The schools had been closed that afternoon for a half-day teacher in-service, and Sara, a Jr. High student at the time, had been the only one at home. The rest of us were either at the university or at work.
Arriving home on the bus after a morning of classes, Sara was relishing her freedom from classes and was looking forward to a peaceful afternoon. She had settled into a comfortable chair, ready to pick up the book she had been reading the evening before when the phone rang.
Kay Bascom, our dear “over-the-hill” neighbor was calling. “Sara . . .” (pause). Not wanting to alarm Sara, but very concerned, Kay chose her words carefully. “I think . . . that maybe I am smelling smoke. Do you know if anyone is burning something?”
Sara, quick to hear the concern in Kay’s voice, looked out the window. “No, I don’t see anything,” she said cautiously, “but let me go up in the pasture and check. I’ll call you back if I see anything.”
Now it has never been a secret that Kay does not appreciate the controlled spring “pasture burning” process. In fact, there usually is a plan to have Kay busy in town when we plan a burn. But today, Kay and Sara were the lone occupants of their respective homes. After this fateful day, Sara joined the ranks of pasture burning naysayers.
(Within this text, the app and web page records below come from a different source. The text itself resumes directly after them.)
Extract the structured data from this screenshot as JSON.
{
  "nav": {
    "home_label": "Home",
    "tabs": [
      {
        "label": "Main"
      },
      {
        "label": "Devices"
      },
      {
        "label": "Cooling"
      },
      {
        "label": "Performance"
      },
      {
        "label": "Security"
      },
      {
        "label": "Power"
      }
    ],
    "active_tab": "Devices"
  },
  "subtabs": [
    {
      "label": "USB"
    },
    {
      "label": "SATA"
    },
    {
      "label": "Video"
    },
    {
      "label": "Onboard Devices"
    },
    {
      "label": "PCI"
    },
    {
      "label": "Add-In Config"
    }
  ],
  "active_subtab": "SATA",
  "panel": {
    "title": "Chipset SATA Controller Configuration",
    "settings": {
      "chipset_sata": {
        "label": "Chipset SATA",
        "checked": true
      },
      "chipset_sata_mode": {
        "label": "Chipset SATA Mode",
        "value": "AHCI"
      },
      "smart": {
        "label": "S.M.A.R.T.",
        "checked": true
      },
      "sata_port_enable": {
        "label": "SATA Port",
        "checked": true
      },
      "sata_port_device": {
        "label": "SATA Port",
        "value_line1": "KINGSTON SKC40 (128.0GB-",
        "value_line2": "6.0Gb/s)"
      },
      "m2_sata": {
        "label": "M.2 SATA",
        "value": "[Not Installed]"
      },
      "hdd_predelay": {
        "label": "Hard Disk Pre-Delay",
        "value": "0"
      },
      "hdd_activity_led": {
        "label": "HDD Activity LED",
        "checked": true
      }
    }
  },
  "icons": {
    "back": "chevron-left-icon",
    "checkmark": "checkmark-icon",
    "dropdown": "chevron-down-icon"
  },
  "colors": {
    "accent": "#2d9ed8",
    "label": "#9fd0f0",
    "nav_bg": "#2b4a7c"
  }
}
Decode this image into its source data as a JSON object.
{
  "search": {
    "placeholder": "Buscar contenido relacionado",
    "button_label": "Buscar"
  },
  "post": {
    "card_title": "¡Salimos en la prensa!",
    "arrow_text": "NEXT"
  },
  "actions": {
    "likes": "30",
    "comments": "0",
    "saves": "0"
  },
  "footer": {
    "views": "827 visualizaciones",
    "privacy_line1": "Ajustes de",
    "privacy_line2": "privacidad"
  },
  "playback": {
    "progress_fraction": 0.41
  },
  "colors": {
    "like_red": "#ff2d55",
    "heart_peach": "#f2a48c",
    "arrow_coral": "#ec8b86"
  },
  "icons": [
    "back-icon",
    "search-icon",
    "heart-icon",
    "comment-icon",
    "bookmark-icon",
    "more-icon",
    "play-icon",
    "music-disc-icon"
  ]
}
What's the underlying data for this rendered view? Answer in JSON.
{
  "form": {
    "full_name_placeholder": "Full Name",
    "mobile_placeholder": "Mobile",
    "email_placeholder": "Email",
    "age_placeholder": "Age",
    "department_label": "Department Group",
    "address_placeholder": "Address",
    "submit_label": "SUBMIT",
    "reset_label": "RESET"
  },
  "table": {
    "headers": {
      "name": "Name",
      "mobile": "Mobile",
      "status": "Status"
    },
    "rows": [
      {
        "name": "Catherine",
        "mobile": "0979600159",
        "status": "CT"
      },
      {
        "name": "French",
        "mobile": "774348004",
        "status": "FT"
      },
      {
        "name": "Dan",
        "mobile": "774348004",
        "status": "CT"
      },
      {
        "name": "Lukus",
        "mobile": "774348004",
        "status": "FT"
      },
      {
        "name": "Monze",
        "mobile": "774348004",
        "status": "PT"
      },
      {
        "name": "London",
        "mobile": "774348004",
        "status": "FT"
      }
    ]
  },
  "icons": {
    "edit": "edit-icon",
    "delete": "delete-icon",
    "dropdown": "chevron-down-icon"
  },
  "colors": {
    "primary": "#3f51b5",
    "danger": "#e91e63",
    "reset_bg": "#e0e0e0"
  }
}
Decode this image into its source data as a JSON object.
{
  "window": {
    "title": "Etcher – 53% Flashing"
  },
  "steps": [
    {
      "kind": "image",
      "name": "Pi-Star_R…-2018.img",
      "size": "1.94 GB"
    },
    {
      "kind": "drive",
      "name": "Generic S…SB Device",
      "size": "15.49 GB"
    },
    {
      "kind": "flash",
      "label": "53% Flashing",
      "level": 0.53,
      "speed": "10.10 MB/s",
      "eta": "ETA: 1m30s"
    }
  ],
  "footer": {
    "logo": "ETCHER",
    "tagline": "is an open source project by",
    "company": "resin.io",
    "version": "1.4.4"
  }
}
Sara did, indeed, begin to smell smoke as she climbed the hill, and then see smoke, billows of smoke. Coming from the south the fire was raging toward the barn. Or so, at least, it appeared to her.
Since this episode was taking place long before cell phones were part of the normal communication process, Sara raced down the hill and into the house. Grabbing the phone, she dialed Kay’s number. “Yes!” she reported, out of breath and gasping for air. “There is a fire, and it is headed our way!”
They quickly confirmed that Kay would call the fire company and Sara would call her dad. When Judd’s secretary answered the phone and told Sara that Judd was in a session, Sara left a desperate message: “The pasture is on fire and is headed toward the barn.”
Meanwhile Kay had dialed 911 and the fire trucks were on their way. Volunteers arrived first and determined that the fire was actually in the fields, and the structures around the house and barn were not in danger. However, in the fields above the barn the fire was barreling its way across the pasture. That wind that had seemed so playful on our trip home was creating chaos in our pasture.
Thinking it was a simple pasture fire, the firemen were quickly corrected by Kay. “You must stop it before it goes down into the woods.” Kay’s love for the chapel made it especially difficult for her to remain calm. “There is a structure in its path down in the ravine: a prayer chapel. Please stop that fire,” she begged.
I am sure those firemen had never considered a structure would have been erected in that ravine, let alone a prayer chapel; but rising to the occasion through Kay’s desperate pleas, and guided by her directions, those volunteers were able to get to the woods above the chapel, just as the structure received its first licks from the flames.
By the time Derrick and I had arrived, the remaining fire truck’s crew along with Kay were making sure that they had extinguished every last ember.
We never did determine how the fire had started, just that it had begun in our neighbor’s pasture, and with the wind coming from the south it had raced hungrily toward ours.
My reverie of remembrance was abruptly interrupted by a song. The chapel and the wooded hillside reverberated with the voices of our thankful group as Charles led us in singing, “Praise God from whom all blessings flow.” The prayers had been offered and the scripture read and a little bronze plaque had been nailed to the wood beside the charred hole. “Thou dost encompass me with deliverance.” Psalm 32:7, the plaque reads. Yes, even when we are unaware of the dangers that may threaten us, He does prepare a way of deliverance: someone who smells smoke, someone to put out the fire, a community of deliverers.
Leaving the chapel that day with this thankful group of friends, I turned to read the words inscribed above the chapel door, “Let him who is thirsty come; and whosoever will, let him take of the water of life freely.” Revelation 22:17. We were finding the sacred in the midst of the mundane once again.